Read through the listing, and wherever a line holds the word "Crawley", return it.

╭─ Records provided

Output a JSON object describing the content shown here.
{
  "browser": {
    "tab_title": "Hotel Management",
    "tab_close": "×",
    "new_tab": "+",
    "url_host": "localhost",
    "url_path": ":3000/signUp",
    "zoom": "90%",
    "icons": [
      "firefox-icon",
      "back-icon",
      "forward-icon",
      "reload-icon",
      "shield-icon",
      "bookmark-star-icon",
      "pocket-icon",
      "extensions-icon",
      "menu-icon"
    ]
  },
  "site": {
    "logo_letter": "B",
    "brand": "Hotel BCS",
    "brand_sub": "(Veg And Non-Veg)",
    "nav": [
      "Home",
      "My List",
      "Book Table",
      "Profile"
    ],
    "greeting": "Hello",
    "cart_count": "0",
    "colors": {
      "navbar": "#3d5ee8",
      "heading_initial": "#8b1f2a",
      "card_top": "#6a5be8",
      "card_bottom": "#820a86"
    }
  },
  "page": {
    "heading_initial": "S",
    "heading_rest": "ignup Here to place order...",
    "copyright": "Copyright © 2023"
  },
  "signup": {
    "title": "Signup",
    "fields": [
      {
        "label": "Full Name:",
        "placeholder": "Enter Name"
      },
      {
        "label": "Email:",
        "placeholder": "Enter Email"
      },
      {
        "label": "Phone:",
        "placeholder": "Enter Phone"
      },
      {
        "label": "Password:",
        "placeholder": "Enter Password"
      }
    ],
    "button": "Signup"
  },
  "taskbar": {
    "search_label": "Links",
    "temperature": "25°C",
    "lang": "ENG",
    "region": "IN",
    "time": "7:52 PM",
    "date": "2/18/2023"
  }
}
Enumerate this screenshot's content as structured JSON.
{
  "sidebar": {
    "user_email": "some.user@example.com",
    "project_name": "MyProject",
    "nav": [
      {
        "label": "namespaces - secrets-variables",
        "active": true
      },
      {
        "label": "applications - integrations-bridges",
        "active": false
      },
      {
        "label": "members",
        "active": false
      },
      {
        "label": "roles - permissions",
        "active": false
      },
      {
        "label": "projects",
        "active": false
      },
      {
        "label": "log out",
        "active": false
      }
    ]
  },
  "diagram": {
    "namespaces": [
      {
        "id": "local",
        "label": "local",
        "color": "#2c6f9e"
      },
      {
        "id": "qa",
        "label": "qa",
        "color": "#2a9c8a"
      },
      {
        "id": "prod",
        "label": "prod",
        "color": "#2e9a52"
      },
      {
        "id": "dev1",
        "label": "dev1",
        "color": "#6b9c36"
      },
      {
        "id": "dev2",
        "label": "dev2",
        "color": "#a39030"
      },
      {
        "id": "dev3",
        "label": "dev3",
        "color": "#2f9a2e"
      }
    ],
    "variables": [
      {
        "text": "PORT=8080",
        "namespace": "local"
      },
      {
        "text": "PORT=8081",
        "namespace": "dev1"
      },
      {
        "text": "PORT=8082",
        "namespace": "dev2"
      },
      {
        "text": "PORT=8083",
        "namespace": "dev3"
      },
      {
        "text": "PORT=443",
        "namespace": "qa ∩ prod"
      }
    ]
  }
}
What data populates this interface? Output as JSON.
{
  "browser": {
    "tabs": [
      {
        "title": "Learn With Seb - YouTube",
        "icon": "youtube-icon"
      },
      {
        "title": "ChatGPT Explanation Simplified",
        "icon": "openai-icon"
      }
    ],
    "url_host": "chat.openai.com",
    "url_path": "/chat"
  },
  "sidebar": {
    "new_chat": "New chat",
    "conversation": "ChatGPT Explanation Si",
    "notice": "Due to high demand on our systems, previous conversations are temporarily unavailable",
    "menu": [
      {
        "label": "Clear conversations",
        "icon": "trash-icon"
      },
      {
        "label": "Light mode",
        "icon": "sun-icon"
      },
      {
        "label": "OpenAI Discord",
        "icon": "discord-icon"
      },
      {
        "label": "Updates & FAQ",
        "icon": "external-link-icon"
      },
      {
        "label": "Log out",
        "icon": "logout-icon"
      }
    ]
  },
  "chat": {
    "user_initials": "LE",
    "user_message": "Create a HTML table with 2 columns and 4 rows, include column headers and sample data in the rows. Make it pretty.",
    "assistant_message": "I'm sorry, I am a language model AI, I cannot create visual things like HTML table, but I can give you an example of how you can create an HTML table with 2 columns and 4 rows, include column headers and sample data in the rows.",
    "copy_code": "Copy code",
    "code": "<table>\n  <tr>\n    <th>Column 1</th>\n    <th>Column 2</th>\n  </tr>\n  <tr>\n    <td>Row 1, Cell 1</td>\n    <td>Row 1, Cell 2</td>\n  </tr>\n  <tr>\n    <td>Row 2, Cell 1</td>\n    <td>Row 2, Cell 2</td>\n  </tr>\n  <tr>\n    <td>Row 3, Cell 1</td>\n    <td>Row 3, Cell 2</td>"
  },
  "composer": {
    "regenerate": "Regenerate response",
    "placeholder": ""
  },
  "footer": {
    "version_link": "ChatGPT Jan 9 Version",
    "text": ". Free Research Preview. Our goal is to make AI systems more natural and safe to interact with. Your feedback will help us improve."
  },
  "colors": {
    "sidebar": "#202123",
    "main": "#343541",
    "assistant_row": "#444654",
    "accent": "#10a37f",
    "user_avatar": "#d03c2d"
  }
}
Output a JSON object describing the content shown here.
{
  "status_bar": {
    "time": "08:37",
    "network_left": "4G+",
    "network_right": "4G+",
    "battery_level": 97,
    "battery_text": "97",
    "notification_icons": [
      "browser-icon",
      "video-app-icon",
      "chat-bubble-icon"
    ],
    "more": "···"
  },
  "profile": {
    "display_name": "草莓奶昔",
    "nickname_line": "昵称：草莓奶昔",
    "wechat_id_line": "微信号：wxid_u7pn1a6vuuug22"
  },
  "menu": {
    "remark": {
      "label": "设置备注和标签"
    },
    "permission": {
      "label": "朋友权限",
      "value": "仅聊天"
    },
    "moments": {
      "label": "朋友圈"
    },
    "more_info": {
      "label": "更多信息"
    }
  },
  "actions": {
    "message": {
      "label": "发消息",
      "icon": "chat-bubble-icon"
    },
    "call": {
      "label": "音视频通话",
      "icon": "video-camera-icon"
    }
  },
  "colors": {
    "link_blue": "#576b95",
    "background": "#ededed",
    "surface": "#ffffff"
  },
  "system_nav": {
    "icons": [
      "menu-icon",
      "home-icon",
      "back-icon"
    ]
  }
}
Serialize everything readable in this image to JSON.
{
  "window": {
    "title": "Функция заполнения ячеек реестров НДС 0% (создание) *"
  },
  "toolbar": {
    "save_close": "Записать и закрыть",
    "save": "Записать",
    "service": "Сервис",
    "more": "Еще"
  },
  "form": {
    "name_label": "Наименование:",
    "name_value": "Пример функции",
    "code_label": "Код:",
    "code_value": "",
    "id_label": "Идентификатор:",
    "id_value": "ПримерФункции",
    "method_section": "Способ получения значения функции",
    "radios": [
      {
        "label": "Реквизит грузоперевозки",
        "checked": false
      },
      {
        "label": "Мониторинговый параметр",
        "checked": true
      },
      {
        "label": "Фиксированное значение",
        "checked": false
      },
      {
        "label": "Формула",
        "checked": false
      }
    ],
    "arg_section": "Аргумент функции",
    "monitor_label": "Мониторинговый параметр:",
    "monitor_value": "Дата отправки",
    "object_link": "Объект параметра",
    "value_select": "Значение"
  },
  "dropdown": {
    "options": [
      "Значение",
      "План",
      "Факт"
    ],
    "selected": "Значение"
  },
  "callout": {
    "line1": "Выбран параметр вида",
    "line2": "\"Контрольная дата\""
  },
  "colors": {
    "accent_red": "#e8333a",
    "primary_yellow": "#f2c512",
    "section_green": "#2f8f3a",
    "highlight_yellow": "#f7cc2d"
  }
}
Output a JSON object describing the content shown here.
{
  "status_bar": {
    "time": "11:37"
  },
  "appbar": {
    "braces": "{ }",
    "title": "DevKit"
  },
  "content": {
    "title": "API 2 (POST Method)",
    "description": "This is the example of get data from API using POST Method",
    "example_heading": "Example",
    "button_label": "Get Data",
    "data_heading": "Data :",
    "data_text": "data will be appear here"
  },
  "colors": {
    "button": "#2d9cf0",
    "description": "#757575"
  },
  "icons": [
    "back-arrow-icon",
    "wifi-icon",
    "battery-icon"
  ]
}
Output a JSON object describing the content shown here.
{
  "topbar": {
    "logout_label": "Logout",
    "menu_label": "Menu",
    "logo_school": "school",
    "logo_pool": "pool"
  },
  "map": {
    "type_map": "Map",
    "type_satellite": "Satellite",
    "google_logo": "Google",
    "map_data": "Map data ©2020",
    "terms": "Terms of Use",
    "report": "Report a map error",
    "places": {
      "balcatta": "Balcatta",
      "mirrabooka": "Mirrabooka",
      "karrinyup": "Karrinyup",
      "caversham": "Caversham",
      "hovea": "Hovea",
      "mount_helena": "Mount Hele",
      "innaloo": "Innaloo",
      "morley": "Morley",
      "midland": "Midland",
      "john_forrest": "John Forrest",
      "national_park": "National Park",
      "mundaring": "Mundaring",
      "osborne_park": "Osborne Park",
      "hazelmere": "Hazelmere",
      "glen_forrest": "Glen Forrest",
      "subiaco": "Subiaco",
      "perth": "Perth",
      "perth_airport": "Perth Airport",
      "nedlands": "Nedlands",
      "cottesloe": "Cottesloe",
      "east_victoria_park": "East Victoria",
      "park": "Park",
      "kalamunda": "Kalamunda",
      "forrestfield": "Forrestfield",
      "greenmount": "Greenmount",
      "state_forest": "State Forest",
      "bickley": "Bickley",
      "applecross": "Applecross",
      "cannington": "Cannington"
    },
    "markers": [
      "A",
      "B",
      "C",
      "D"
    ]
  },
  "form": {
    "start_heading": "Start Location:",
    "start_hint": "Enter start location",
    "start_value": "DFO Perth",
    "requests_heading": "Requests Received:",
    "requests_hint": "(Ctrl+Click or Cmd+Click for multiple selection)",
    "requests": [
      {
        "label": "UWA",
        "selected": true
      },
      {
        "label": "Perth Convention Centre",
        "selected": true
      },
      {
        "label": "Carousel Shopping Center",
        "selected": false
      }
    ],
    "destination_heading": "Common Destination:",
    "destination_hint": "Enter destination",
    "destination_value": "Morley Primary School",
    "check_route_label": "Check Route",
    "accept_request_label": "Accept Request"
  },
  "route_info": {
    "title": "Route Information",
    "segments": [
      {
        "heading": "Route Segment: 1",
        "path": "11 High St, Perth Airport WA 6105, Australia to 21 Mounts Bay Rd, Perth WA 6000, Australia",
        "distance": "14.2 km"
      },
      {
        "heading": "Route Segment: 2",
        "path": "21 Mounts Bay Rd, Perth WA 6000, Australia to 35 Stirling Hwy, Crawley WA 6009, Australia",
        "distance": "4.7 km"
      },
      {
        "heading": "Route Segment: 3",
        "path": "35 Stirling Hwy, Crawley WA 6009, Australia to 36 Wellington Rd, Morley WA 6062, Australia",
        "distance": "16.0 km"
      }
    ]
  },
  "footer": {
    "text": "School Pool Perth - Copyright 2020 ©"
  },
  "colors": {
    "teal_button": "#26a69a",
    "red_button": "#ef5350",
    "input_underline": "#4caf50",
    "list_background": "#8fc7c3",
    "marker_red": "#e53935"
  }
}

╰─

Completed task
        "path": "21 Mounts Bay Rd, Perth WA 6000, Australia to 35 Stirling Hwy, Crawley WA 6009, Australia",
        "path": "35 Stirling Hwy, Crawley WA 6009, Australia to 36 Wellington Rd, Morley WA 6062, Australia",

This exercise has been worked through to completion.